            With an anticipatory search warrant there are at least three possible outcomes.  If the warrant is executed after the triggering condition is precisely satisfied, the warrant is valid, presuming that the triggering event establishes probable cause.  If the warrant is executed before any aspect of the triggering condition is satisfied, the warrant is void.  But if the warrant is executed after some aspect of the triggering condition is satisfied, we are left with the question of whether enough of the condition has been met to permit the belief that contraband or evidence of a crime will be found.  If that question can be answered in the affirmative, then probable cause to support the warrant and the search exists.

            Applying this approach here, we ask: When Deann Buncich broke the pattern established in the prior transactions by not going first to Hansen’s residence before making the sale, was there nevertheless probable cause to believe that contraband or evidence of a crime would be found at Hansen’s home?  It could be argued that, because Buncich had already picked up the drugs before the informant came to her residence, no drugs would be found at Hansen’s home.  But even if we accept that argument, there remained probable cause to search for the drug-buy money.  The prior transactions detailed in the warrant affidavit provided a strong basis for concluding that Buncich’s supplier was at 317 9th Street, and that was the location from which Buncich obtained the drugs and to which she delivered the pre-recorded money supplied by law enforcement for the drug purchases.  That money was evidence of a crime and was the proper subject of a search and seizure.  Thus, when Buncich made the fourth sale, stated that her supplier wanted the money immediately, and then went into Hansen’s residence, there was probable cause to believe that she delivered some of the pre-recorded money to Hansen.

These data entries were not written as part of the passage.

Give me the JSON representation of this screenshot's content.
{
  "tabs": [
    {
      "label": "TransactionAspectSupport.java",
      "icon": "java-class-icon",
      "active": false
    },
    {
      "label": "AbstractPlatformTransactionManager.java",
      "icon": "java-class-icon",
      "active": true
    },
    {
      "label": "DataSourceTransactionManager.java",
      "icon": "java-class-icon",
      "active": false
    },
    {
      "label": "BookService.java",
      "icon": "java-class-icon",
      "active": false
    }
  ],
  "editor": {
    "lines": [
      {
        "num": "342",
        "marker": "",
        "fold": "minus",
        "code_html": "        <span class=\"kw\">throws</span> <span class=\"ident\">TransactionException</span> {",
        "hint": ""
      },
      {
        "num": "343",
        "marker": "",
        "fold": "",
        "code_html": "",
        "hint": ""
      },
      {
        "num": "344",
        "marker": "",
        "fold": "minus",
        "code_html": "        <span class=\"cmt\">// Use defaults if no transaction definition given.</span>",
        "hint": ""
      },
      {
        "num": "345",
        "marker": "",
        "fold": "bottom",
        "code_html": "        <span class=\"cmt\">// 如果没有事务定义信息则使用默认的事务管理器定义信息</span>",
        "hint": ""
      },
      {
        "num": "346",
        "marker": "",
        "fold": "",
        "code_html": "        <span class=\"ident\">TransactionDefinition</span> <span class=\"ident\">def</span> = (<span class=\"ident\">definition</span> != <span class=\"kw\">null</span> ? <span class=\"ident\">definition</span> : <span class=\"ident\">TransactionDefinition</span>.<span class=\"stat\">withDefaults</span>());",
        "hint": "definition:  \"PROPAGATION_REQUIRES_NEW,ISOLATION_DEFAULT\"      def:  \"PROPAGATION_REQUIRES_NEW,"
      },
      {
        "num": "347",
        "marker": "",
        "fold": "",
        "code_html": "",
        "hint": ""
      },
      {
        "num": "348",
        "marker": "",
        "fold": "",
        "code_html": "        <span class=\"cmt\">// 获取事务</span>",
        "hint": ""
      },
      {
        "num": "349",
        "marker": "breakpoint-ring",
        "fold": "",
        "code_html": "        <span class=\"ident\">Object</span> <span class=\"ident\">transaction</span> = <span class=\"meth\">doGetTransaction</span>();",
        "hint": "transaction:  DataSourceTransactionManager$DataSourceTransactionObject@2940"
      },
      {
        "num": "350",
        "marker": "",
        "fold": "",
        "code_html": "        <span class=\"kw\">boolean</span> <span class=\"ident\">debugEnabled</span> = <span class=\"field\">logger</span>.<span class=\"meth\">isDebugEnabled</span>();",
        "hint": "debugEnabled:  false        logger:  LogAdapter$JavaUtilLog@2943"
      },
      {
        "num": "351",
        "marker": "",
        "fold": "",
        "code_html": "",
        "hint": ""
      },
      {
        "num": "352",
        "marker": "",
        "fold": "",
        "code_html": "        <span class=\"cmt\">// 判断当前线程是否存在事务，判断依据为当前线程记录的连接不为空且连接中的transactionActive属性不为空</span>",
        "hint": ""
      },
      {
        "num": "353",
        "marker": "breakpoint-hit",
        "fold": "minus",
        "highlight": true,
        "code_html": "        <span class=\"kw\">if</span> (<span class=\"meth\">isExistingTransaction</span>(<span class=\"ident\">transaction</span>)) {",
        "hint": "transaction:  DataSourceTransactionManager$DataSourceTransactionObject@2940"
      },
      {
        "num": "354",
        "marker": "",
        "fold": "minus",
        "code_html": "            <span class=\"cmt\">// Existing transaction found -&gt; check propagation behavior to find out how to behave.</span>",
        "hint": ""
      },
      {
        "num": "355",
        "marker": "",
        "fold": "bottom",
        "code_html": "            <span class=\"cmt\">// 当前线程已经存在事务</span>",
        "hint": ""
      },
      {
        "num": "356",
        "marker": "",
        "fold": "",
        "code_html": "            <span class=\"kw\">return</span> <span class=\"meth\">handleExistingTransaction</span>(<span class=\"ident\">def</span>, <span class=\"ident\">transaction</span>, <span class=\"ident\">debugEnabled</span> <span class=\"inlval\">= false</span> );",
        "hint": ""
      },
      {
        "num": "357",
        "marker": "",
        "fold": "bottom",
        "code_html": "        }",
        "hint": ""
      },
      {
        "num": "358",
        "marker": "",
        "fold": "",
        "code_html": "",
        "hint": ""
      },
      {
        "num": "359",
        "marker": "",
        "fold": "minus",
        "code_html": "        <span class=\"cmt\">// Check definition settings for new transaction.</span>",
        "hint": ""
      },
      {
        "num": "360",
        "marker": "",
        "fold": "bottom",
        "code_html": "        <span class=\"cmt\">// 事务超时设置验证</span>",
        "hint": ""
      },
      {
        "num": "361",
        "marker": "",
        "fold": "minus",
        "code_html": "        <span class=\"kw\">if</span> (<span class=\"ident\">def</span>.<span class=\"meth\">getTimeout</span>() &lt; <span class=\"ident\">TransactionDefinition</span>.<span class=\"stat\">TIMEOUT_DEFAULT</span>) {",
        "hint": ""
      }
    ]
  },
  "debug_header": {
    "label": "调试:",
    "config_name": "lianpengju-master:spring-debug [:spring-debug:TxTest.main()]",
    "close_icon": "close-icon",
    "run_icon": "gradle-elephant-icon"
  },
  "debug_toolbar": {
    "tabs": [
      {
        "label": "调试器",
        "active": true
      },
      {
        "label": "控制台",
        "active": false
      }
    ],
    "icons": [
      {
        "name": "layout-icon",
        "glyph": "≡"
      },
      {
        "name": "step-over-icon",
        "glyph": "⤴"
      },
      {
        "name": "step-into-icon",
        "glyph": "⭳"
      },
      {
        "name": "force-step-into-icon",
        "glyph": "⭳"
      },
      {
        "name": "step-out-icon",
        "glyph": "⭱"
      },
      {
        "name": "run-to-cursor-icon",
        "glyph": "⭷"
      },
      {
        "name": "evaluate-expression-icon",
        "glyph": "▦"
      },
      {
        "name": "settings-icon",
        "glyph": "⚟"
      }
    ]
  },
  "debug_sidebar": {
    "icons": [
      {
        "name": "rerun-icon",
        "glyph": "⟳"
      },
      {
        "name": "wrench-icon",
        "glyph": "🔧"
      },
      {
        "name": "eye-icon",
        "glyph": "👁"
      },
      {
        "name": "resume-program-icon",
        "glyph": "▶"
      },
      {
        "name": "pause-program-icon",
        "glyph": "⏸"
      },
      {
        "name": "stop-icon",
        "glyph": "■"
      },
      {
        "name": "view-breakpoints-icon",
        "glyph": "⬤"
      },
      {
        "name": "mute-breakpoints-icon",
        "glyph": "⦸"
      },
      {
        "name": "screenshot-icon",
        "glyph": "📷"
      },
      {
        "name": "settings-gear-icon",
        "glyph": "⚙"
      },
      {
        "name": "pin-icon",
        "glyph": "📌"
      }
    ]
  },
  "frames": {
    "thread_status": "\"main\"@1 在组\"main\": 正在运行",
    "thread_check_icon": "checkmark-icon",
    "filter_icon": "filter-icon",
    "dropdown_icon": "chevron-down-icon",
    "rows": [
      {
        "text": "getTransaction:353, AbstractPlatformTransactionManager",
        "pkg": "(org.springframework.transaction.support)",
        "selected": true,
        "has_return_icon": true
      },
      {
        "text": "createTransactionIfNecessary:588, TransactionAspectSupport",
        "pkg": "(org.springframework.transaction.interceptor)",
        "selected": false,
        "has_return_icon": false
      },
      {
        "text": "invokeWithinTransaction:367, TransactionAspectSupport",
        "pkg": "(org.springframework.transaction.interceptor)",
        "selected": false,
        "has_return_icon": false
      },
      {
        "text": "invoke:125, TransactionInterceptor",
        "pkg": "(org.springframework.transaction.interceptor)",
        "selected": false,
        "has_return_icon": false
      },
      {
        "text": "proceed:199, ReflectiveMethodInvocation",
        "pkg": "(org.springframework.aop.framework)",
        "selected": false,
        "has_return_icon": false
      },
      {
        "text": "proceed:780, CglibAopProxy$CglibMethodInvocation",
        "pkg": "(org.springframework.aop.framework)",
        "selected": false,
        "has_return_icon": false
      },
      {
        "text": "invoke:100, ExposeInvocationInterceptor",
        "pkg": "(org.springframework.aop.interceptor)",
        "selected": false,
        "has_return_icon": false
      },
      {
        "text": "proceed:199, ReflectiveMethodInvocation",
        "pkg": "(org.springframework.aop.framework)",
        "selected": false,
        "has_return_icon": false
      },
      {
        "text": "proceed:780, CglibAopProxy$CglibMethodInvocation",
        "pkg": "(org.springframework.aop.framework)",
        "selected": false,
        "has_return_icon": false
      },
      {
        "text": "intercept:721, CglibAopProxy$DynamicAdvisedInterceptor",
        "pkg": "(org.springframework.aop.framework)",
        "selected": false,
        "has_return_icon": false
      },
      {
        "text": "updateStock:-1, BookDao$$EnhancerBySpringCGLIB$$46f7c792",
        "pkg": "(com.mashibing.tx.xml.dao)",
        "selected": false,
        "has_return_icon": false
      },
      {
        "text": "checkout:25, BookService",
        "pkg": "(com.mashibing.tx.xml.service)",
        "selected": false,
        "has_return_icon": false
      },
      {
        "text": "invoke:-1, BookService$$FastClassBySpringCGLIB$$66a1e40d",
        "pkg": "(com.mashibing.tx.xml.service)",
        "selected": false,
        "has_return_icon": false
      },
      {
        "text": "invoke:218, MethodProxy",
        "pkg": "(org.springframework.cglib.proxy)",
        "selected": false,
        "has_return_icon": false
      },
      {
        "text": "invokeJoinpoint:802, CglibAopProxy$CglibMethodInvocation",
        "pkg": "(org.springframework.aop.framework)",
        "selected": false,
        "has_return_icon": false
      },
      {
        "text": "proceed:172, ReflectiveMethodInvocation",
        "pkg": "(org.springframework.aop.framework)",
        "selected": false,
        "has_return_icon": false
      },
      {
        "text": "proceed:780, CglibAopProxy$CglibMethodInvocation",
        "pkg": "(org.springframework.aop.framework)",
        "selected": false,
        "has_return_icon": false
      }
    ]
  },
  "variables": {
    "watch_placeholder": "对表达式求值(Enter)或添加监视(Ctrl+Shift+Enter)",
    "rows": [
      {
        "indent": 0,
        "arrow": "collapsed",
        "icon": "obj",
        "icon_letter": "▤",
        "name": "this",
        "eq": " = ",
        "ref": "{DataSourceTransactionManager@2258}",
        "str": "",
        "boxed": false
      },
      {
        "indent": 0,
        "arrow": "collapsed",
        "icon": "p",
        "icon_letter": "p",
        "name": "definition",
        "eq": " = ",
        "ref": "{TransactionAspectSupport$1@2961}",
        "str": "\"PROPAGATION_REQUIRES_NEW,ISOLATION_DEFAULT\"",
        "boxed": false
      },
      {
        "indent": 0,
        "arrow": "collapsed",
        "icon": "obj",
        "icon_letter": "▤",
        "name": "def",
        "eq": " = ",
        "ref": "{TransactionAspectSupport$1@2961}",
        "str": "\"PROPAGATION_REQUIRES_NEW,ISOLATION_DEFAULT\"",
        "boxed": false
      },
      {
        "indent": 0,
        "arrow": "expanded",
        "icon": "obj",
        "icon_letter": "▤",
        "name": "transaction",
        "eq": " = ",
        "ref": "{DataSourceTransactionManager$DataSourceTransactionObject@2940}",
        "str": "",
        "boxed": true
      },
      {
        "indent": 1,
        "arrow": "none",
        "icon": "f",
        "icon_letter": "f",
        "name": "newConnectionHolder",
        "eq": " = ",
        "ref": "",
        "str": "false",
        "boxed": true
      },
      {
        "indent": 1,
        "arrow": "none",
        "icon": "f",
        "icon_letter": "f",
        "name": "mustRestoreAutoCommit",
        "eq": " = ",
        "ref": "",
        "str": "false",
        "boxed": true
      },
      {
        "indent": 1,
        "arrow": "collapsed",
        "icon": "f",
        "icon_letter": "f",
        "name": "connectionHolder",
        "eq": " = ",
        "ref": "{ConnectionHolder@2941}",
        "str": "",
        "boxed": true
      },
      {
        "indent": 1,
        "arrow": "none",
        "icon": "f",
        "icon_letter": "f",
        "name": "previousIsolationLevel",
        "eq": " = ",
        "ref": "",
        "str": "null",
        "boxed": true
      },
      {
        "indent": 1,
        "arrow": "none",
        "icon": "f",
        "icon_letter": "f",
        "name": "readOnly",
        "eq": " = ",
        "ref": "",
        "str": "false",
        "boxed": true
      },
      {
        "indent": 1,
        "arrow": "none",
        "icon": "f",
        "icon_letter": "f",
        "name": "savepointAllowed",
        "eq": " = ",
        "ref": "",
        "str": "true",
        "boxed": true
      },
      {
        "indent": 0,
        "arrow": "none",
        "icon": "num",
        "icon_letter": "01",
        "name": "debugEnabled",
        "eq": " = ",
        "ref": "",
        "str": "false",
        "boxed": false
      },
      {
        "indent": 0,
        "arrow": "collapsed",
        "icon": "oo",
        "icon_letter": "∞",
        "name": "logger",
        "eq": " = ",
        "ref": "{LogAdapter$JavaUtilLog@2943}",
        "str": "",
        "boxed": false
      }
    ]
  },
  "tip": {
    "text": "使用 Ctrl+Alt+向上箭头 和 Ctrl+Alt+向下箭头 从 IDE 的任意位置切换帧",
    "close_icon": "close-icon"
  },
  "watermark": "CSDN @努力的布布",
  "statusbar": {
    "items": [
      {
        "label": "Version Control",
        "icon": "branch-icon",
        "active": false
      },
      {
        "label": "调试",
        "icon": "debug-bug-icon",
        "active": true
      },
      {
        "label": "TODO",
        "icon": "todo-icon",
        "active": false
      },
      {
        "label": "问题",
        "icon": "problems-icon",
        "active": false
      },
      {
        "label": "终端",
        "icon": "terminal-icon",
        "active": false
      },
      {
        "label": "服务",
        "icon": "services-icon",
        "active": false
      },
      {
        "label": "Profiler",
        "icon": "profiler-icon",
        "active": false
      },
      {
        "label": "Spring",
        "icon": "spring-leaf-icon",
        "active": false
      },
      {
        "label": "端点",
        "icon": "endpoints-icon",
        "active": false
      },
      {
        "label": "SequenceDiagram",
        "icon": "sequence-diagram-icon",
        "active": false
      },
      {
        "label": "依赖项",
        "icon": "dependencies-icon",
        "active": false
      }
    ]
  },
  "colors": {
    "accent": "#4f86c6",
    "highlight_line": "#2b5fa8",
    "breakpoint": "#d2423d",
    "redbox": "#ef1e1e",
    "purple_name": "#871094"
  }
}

            We have no doubt that, had the law-enforcement agents waited until after the fourth transaction to apply for the warrant, a magistrate would have found probable cause to believe at the very least that drug-buy money would be present at Hansen’s residence.  The anticipatory warrant also ultimately satisfied the probable-cause requirement.  The district court did not err in holding the warrant and the search to be valid and in denying Hansen’s motion to suppress evidence found at his residence.